Lactic acidosis and severe hepatomegaly with steatosis, including fatal cases, have been reported with the use of nucleoside analogs alone or in combination with other antiretroviral agents. Risk factors may include female gender, obesity, and prolonged nucleoside exposure. Caution is recommended in patients with risk factors for liver disease; however, cases have also been reported in patients with no known risk factors. Treatment with abacavir should be suspended in any patient who develops clinical or laboratory findings suggestive of lactic acidosis or pronounced hepatotoxicity.
Immune reconstitution syndrome has occurred during combination antiretroviral therapy. Patients responding to therapy may develop an inflammatory response to indolent or residual opportunistic infections and require evaluation and treatment.
Abacavir has not been shown to reduce the risk of HIV transmission to others through sexual contact or blood contamination.

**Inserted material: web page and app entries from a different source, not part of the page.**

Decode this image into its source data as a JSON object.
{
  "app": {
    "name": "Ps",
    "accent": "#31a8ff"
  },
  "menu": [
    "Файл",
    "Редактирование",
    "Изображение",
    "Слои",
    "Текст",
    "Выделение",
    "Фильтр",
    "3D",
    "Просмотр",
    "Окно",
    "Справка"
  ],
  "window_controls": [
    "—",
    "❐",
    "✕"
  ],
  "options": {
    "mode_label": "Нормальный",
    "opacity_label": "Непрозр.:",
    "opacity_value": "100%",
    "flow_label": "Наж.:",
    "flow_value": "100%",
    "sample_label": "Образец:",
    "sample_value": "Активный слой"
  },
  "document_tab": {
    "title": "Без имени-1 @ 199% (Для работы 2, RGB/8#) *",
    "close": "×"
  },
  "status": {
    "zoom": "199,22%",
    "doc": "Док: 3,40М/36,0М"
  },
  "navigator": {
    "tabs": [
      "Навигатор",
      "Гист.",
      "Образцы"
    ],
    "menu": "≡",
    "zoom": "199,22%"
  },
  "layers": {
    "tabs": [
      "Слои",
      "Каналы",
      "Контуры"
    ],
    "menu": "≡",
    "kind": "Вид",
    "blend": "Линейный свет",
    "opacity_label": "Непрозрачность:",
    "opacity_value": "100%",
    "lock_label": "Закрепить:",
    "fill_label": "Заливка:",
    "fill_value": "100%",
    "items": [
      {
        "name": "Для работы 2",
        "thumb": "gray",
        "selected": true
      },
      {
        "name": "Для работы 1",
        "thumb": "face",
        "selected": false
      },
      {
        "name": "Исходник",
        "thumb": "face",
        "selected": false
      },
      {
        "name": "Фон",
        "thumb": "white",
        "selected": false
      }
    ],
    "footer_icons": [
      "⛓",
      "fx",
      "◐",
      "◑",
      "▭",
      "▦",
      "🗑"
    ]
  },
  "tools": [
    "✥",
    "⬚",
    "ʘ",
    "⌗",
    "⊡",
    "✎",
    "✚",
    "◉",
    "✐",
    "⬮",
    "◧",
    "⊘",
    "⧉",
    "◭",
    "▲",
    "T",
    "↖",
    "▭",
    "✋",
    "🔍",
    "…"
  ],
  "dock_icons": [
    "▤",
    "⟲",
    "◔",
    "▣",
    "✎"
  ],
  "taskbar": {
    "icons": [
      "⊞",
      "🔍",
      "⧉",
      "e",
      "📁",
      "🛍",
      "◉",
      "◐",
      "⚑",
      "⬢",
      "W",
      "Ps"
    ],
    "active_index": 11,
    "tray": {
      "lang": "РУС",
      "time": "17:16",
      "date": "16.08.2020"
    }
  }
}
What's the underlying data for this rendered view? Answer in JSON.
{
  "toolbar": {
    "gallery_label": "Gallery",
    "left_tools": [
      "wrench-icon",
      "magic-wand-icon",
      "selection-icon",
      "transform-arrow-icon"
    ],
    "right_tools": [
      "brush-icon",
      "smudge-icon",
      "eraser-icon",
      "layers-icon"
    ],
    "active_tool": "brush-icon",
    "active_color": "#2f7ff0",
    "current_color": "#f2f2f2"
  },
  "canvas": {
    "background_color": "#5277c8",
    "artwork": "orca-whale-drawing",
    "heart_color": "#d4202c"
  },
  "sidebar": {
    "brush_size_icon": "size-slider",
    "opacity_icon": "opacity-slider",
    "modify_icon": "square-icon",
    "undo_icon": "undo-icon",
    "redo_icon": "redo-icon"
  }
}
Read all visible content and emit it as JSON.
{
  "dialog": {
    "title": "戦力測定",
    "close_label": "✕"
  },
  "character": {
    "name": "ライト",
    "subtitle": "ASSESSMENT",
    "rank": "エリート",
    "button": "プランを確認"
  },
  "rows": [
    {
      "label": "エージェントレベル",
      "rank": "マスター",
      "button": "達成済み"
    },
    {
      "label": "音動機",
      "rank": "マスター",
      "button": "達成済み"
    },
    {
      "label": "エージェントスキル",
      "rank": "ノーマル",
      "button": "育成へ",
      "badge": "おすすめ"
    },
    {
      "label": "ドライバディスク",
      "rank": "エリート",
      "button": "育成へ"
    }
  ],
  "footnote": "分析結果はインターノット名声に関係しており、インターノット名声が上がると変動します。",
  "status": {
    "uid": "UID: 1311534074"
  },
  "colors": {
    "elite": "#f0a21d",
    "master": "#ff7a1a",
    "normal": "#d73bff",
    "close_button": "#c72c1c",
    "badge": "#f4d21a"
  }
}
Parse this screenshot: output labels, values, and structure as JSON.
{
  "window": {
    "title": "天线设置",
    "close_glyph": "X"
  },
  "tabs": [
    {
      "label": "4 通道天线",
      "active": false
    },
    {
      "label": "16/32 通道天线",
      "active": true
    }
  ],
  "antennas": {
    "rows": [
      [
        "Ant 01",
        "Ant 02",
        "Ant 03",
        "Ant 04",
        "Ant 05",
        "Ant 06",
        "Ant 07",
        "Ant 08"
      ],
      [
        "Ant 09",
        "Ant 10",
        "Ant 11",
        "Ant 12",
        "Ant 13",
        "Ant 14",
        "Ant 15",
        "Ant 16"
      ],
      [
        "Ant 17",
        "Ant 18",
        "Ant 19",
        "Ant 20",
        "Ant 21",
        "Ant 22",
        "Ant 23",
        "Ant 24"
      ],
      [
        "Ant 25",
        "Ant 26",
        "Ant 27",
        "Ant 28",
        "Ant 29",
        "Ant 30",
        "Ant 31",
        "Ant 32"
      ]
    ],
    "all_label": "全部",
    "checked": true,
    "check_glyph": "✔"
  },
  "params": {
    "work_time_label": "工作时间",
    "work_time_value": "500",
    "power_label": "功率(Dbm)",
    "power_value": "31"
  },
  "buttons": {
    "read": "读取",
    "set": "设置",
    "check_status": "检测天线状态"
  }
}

Abacavir should always be used in combination with other antiretroviral agents. Abacavir should not be added as a single agent when antiretroviral regimens are changed due to the development of drug resistance and loss of virological response.
Safety and efficacy have not been established in pediatric patients less than 3 months of age.
Data not available
Abacavir may be taken with or without food.
Abacavir should always be used in combination with other antiretroviral agents.
If a patient is unable to reliably swallow an abacavir tablet, then the oral solution should be used.